■ Provided entries:
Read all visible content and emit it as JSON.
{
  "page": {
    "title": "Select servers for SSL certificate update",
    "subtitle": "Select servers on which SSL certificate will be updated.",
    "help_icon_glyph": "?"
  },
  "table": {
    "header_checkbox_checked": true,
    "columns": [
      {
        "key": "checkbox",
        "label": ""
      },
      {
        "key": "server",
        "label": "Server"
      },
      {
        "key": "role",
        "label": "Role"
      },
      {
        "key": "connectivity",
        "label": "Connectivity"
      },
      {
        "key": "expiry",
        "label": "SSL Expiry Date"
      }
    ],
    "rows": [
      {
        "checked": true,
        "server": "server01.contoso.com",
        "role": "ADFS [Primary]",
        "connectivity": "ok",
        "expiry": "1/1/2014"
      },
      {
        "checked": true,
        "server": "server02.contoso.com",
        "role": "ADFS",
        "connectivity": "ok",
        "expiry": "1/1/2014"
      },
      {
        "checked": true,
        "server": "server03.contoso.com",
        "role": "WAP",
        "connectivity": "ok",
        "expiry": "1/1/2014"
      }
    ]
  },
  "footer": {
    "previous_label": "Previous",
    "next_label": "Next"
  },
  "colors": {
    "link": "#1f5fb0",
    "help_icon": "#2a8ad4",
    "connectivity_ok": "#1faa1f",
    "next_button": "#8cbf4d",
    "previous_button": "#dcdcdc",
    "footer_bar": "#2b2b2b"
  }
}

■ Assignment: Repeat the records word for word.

■ Worked solution:
Read all visible content and emit it as JSON.
{
  "page": {
    "title": "Select servers for SSL certificate update",
    "subtitle": "Select servers on which SSL certificate will be updated.",
    "help_icon_glyph": "?"
  },
  "table": {
    "header_checkbox_checked": true,
    "columns": [
      {
        "key": "checkbox",
        "label": ""
      },
      {
        "key": "server",
        "label": "Server"
      },
      {
        "key": "role",
        "label": "Role"
      },
      {
        "key": "connectivity",
        "label": "Connectivity"
      },
      {
        "key": "expiry",
        "label": "SSL Expiry Date"
      }
    ],
    "rows": [
      {
        "checked": true,
        "server": "server01.contoso.com",
        "role": "ADFS [Primary]",
        "connectivity": "ok",
        "expiry": "1/1/2014"
      },
      {
        "checked": true,
        "server": "server02.contoso.com",
        "role": "ADFS",
        "connectivity": "ok",
        "expiry": "1/1/2014"
      },
      {
        "checked": true,
        "server": "server03.contoso.com",
        "role": "WAP",
        "connectivity": "ok",
        "expiry": "1/1/2014"
      }
    ]
  },
  "footer": {
    "previous_label": "Previous",
    "next_label": "Next"
  },
  "colors": {
    "link": "#1f5fb0",
    "help_icon": "#2a8ad4",
    "connectivity_ok": "#1faa1f",
    "next_button": "#8cbf4d",
    "previous_button": "#dcdcdc",
    "footer_bar": "#2b2b2b"
  }
}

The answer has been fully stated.